Studio provides place for creativity, artistic experimentation with family members

Wild at Art supplies space for children to bond with parents through spooky art



Julia Branen, 16, captures the attention of many attendees with her beautiful paint work,. She claims that she draws in her free time but rarely plays with paint on Saturday morning, at the Moscow Wild at Art.

RACHEL KOCH, Evergreen reporter

The occasional hairdryer whirred over wet paint as children and parents worked on painting canvases together Saturday afternoon at Wild at Art.

The families were there for the business’s Kids, Cocoa & Canvas event, hosted by co-owners Donald Stanziano and Joan Hofmann.

The event was Halloween-themed for the spooky season.

“We’ve been doing this for years,” Stanziano said. “We always like to do something around Halloween for kids and families because it becomes a family activity.”

Stanziano said he printed an image of a haunted house for participants to recreate by painting it onto a canvas.

He instructed the attendees to paint the background on the canvas first, let the paint dry and lastly, paint the foreground. To speed up the drying process. Stanziano provided hairdryers.

“I’ve got a sequence,” Stanziano said. “I’m not doing a brushstroke-by-brushstroke approach to this.”

Wild at Art also provided snacks, orange juice and hot cocoa for participants while they painted.

One of the participants, Ashli Amos, came with her daughter.

“This is the first event [hosted by Wild at Art] we’ve been to,” Amos said.

However, Amos added that she has visited the studio before.

Julia Branen, Moscow resident, also attended Kids, Cocoa & Canvas.

Branen’s only previous art experience comes from drawing at home and she said she has never taken any studio classes.
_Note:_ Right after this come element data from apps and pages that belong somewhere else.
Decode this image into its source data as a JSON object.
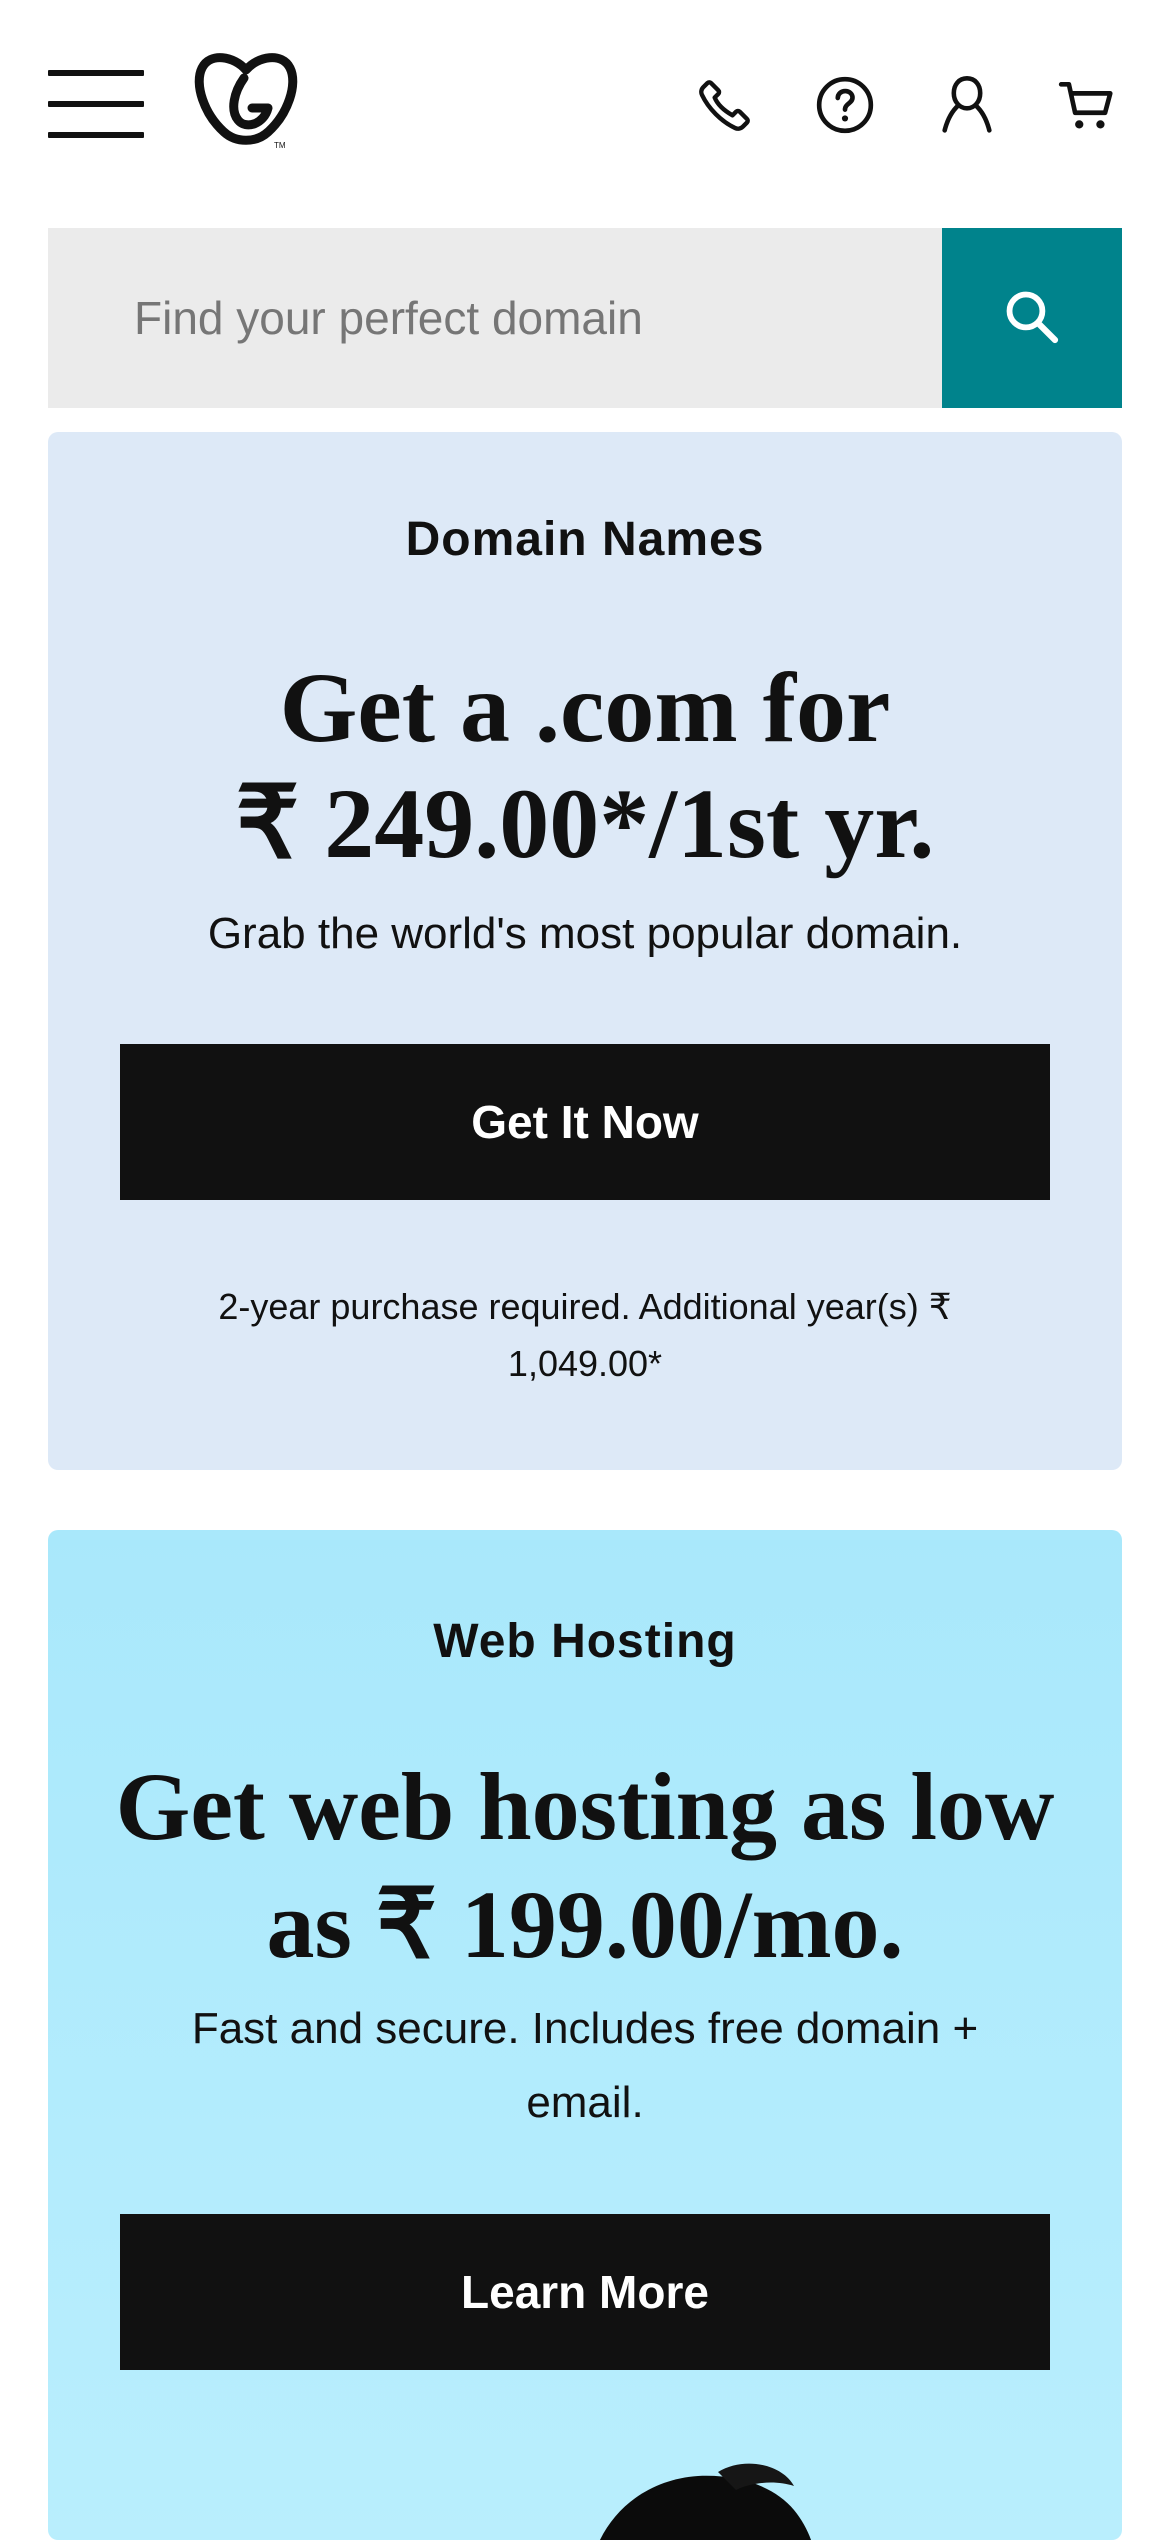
{
  "header": {
    "menu_icon": "hamburger-menu-icon",
    "logo_icon": "godaddy-logo-icon",
    "icons": [
      "phone-icon",
      "help-icon",
      "account-icon",
      "cart-icon"
    ]
  },
  "search": {
    "placeholder": "Find your perfect domain",
    "value": "",
    "button_icon": "search-icon",
    "button_color": "#00838c"
  },
  "domain_card": {
    "eyebrow": "Domain Names",
    "headline_line1": "Get a .com for",
    "headline_line2": "₹ 249.00*/1st yr.",
    "subtext": "Grab the world's most popular domain.",
    "cta_label": "Get It Now",
    "disclaimer_line1": "2-year purchase required. Additional year(s) ₹",
    "disclaimer_line2": "1,049.00*",
    "background": "#dde9f7"
  },
  "hosting_card": {
    "eyebrow": "Web Hosting",
    "headline_line1": "Get web hosting as low",
    "headline_line2": "as ₹ 199.00/mo.",
    "subtext_line1": "Fast and secure. Includes free domain +",
    "subtext_line2": "email.",
    "cta_label": "Learn More",
    "background": "#b3ecfd",
    "image_icon": "person-photo"
  }
}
“I don’t really do a lot of painting,” she said. “I’m more used to drawing in pencil, so this allows me to try a new medium.”

Nonetheless, her artwork drew in admirers throughout Wild at Art.

Like Amos, Branen has been to Wild at Art but has never attended Kids, Cocoa & Canvas. However, Branen sees herself coming back in future years, she said.

“I like how it has a guide for you if you’re a little lost, but also you can be creative and do your own kind of thing,” Branen said.

Kids, Cocoa & Canvas provides a friendly, welcoming space free from judgment, Stanziano said.

“This is one of the safest environments for them to express their creativity,” he said.

Many of the beginner-level projects available at Wild at Art are forgiving, Stanziano said.

“You could paint a small coaster or trivet and simply put dots on it,” he said. “When it gets glazed and it gets fired, it’s going to be shiny and lovely. People are going to say, ‘Oh, I didn’t know I could do that.’”

Co-owner Hofmann founded Wild at Art in 2005, said her husband, Stanziano.

Stanziano said Hofmann started the business shortly after moving to Moscow from the Bay Area.

“Her three kids, they weren’t all that winter sports-oriented. They were very artsy, and there was no opportunity like this,” he said. “She thought, ‘This would be a nice opportunity, not just for my kids but for other families.’”

What makes Wild at Art enjoyable for people is that it encourages conversation and creative expression, Stanziano said.

“You can paint whatever you want,” he said. “You can paint a dinosaur for all I care.”

Wild at Art is open from noon to 7 p.m. Wednesday through Saturday and from noon to 5 p.m. on Sunday at 118 E. Third St. in Moscow.